(Beginning of Extracted entries)

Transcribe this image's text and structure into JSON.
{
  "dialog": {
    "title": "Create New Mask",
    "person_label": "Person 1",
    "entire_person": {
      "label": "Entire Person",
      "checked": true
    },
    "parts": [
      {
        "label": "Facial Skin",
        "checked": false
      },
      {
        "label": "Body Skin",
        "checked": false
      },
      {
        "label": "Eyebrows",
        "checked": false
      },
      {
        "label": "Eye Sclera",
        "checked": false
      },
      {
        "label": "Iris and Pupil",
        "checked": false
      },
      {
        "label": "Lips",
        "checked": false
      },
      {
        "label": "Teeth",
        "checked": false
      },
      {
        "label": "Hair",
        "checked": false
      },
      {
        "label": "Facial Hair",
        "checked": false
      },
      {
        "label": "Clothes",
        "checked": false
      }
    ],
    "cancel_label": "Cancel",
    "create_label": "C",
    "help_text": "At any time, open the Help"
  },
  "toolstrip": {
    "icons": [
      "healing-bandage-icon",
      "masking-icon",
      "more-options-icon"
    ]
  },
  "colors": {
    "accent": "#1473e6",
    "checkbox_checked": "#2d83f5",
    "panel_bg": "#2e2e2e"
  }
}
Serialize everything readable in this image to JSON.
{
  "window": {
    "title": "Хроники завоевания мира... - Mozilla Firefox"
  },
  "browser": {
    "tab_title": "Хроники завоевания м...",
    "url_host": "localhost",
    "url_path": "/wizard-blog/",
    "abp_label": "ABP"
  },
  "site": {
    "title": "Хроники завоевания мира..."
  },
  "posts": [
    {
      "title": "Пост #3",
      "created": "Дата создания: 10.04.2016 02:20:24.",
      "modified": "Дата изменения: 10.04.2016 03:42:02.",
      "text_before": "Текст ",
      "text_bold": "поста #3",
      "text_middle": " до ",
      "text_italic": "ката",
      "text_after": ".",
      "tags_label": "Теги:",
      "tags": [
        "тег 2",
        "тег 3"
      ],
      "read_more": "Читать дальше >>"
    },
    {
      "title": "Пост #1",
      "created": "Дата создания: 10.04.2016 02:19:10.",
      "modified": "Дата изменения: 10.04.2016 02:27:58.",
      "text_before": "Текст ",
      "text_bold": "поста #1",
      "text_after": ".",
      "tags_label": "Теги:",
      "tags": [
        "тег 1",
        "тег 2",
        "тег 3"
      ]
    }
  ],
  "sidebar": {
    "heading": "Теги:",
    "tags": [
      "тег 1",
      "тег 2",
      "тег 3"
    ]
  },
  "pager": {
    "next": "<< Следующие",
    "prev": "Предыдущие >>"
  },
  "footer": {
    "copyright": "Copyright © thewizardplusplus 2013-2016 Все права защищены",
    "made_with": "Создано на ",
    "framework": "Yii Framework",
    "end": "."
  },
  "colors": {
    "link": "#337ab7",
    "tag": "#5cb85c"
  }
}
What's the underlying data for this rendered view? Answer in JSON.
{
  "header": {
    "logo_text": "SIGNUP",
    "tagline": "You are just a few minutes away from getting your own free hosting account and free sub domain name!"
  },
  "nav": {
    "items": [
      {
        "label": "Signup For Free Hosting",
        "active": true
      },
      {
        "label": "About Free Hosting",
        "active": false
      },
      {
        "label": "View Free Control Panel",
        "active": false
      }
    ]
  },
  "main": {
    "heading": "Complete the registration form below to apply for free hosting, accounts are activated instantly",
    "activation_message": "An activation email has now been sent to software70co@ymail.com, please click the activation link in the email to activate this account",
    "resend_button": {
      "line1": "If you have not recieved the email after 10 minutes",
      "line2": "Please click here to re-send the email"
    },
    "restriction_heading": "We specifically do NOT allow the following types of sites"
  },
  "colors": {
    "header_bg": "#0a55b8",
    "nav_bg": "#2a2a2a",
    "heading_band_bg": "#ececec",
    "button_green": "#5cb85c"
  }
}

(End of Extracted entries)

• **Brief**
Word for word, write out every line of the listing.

• **Finished exercise**
Transcribe this image's text and structure into JSON.
{
  "dialog": {
    "title": "Create New Mask",
    "person_label": "Person 1",
    "entire_person": {
      "label": "Entire Person",
      "checked": true
    },
    "parts": [
      {
        "label": "Facial Skin",
        "checked": false
      },
      {
        "label": "Body Skin",
        "checked": false
      },
      {
        "label": "Eyebrows",
        "checked": false
      },
      {
        "label": "Eye Sclera",
        "checked": false
      },
      {
        "label": "Iris and Pupil",
        "checked": false
      },
      {
        "label": "Lips",
        "checked": false
      },
      {
        "label": "Teeth",
        "checked": false
      },
      {
        "label": "Hair",
        "checked": false
      },
      {
        "label": "Facial Hair",
        "checked": false
      },
      {
        "label": "Clothes",
        "checked": false
      }
    ],
    "cancel_label": "Cancel",
    "create_label": "C",
    "help_text": "At any time, open the Help"
  },
  "toolstrip": {
    "icons": [
      "healing-bandage-icon",
      "masking-icon",
      "more-options-icon"
    ]
  },
  "colors": {
    "accent": "#1473e6",
    "checkbox_checked": "#2d83f5",
    "panel_bg": "#2e2e2e"
  }
}
Serialize everything readable in this image to JSON.
{
  "window": {
    "title": "Хроники завоевания мира... - Mozilla Firefox"
  },
  "browser": {
    "tab_title": "Хроники завоевания м...",
    "url_host": "localhost",
    "url_path": "/wizard-blog/",
    "abp_label": "ABP"
  },
  "site": {
    "title": "Хроники завоевания мира..."
  },
  "posts": [
    {
      "title": "Пост #3",
      "created": "Дата создания: 10.04.2016 02:20:24.",
      "modified": "Дата изменения: 10.04.2016 03:42:02.",
      "text_before": "Текст ",
      "text_bold": "поста #3",
      "text_middle": " до ",
      "text_italic": "ката",
      "text_after": ".",
      "tags_label": "Теги:",
      "tags": [
        "тег 2",
        "тег 3"
      ],
      "read_more": "Читать дальше >>"
    },
    {
      "title": "Пост #1",
      "created": "Дата создания: 10.04.2016 02:19:10.",
      "modified": "Дата изменения: 10.04.2016 02:27:58.",
      "text_before": "Текст ",
      "text_bold": "поста #1",
      "text_after": ".",
      "tags_label": "Теги:",
      "tags": [
        "тег 1",
        "тег 2",
        "тег 3"
      ]
    }
  ],
  "sidebar": {
    "heading": "Теги:",
    "tags": [
      "тег 1",
      "тег 2",
      "тег 3"
    ]
  },
  "pager": {
    "next": "<< Следующие",
    "prev": "Предыдущие >>"
  },
  "footer": {
    "copyright": "Copyright © thewizardplusplus 2013-2016 Все права защищены",
    "made_with": "Создано на ",
    "framework": "Yii Framework",
    "end": "."
  },
  "colors": {
    "link": "#337ab7",
    "tag": "#5cb85c"
  }
}
What's the underlying data for this rendered view? Answer in JSON.
{
  "header": {
    "logo_text": "SIGNUP",
    "tagline": "You are just a few minutes away from getting your own free hosting account and free sub domain name!"
  },
  "nav": {
    "items": [
      {
        "label": "Signup For Free Hosting",
        "active": true
      },
      {
        "label": "About Free Hosting",
        "active": false
      },
      {
        "label": "View Free Control Panel",
        "active": false
      }
    ]
  },
  "main": {
    "heading": "Complete the registration form below to apply for free hosting, accounts are activated instantly",
    "activation_message": "An activation email has now been sent to software70co@ymail.com, please click the activation link in the email to activate this account",
    "resend_button": {
      "line1": "If you have not recieved the email after 10 minutes",
      "line2": "Please click here to re-send the email"
    },
    "restriction_heading": "We specifically do NOT allow the following types of sites"
  },
  "colors": {
    "header_bg": "#0a55b8",
    "nav_bg": "#2a2a2a",
    "heading_band_bg": "#ececec",
    "button_green": "#5cb85c"
  }
}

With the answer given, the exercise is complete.